Work instructions –
Which lines of the records below contain the string "JSON"? Report each of them.
*** Opening Entries supplied ***
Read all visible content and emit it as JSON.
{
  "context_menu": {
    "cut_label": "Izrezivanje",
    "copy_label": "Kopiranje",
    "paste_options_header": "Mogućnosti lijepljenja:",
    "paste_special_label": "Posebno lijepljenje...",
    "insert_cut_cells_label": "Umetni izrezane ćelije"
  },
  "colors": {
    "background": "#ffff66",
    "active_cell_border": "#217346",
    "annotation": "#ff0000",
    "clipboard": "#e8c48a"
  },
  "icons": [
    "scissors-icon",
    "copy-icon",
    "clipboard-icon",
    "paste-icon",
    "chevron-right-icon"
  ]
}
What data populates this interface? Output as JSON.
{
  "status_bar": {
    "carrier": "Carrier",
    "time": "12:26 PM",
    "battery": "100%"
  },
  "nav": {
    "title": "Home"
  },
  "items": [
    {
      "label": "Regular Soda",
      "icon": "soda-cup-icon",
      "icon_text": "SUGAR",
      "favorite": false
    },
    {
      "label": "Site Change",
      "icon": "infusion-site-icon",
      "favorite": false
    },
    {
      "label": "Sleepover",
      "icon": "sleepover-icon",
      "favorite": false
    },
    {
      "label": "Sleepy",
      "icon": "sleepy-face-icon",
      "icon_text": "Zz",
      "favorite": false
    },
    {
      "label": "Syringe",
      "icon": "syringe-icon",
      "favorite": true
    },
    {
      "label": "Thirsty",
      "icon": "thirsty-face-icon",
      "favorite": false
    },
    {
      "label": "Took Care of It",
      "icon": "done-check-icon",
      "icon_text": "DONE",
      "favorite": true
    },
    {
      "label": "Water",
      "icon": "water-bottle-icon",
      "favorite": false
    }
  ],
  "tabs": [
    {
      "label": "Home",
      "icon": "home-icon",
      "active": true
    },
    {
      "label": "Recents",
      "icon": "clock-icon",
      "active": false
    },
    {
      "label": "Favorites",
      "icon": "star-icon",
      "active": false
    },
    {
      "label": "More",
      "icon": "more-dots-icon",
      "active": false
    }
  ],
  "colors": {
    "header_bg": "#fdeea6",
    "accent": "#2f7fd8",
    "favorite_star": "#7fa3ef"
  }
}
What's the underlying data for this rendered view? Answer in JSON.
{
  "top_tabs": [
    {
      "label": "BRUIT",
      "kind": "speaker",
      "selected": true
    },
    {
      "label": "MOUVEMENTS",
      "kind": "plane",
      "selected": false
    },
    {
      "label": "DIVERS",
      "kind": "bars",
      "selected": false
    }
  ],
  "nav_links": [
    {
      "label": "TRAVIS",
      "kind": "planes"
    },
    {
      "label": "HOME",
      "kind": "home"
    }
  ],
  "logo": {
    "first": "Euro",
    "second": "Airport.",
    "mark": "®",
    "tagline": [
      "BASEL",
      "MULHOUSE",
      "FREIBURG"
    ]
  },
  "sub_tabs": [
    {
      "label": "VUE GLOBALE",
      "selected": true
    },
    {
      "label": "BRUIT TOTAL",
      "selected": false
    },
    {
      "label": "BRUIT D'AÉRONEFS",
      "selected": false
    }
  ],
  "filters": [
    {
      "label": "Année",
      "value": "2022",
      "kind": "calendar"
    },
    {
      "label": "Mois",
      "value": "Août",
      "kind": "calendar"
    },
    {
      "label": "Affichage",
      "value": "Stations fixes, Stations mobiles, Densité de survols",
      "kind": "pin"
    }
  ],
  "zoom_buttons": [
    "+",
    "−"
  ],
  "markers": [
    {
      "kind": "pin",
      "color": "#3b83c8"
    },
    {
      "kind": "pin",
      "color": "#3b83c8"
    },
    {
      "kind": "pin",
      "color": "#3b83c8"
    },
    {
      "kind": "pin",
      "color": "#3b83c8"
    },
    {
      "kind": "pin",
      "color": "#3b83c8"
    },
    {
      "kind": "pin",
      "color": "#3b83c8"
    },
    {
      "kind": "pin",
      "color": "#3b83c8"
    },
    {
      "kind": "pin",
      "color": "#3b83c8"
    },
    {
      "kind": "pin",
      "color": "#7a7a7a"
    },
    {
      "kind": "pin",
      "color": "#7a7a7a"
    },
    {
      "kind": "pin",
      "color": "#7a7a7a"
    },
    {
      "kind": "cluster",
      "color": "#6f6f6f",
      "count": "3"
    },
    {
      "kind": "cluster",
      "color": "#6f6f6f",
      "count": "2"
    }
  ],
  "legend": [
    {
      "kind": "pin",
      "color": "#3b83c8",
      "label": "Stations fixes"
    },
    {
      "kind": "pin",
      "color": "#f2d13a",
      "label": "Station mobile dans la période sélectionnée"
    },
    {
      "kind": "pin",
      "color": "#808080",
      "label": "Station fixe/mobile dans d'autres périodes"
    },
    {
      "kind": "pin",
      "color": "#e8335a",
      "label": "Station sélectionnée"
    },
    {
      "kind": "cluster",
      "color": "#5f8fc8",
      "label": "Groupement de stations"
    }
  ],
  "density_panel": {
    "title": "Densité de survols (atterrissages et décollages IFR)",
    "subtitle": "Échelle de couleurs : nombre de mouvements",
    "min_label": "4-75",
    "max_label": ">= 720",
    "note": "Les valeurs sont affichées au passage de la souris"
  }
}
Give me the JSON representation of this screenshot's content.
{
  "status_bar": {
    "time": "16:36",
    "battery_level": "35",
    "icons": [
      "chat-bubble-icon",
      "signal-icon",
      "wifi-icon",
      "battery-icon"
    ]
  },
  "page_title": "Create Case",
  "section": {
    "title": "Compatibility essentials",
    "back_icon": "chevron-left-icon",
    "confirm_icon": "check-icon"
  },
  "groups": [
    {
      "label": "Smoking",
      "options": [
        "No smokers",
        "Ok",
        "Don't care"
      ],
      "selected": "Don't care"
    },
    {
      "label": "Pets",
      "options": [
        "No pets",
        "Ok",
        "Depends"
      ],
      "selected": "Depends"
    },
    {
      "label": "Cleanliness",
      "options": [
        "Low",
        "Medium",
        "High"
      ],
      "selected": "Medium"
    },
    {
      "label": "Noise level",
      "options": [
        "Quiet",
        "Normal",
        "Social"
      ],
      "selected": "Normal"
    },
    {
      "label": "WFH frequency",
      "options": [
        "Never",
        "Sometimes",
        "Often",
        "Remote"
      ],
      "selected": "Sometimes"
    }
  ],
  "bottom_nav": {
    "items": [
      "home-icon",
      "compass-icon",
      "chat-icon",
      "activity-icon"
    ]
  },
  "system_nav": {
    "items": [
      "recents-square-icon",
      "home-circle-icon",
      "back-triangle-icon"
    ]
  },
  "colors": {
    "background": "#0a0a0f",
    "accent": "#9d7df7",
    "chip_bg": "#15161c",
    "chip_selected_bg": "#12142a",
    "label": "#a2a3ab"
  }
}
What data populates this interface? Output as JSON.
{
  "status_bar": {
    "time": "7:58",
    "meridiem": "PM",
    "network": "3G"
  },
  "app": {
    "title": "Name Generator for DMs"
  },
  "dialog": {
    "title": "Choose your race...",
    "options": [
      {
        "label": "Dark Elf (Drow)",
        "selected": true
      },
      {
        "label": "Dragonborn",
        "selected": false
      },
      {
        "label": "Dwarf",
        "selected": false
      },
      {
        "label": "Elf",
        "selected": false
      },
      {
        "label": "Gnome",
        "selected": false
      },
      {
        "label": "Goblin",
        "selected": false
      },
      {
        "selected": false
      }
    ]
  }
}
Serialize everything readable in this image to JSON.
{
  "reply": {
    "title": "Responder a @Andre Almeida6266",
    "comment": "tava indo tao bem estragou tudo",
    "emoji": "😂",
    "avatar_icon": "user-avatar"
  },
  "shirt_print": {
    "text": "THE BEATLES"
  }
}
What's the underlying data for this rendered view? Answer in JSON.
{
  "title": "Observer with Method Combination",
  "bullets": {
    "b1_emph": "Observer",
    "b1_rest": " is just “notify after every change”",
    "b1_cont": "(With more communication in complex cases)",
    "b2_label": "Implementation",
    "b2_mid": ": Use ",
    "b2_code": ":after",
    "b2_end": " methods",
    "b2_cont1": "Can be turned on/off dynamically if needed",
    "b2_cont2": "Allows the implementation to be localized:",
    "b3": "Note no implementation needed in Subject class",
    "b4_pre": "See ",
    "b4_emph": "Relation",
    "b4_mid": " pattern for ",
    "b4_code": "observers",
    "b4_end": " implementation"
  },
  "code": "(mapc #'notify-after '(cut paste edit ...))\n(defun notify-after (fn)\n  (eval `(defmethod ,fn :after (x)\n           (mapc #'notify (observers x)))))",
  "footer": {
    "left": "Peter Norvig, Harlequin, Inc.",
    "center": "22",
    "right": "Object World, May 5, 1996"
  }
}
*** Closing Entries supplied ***
Solved problem –
Read all visible content and emit it as JSON.
What data populates this interface? Output as JSON.
What's the underlying data for this rendered view? Answer in JSON.
Give me the JSON representation of this screenshot's content.
What data populates this interface? Output as JSON.
Serialize everything readable in this image to JSON.
What's the underlying data for this rendered view? Answer in JSON.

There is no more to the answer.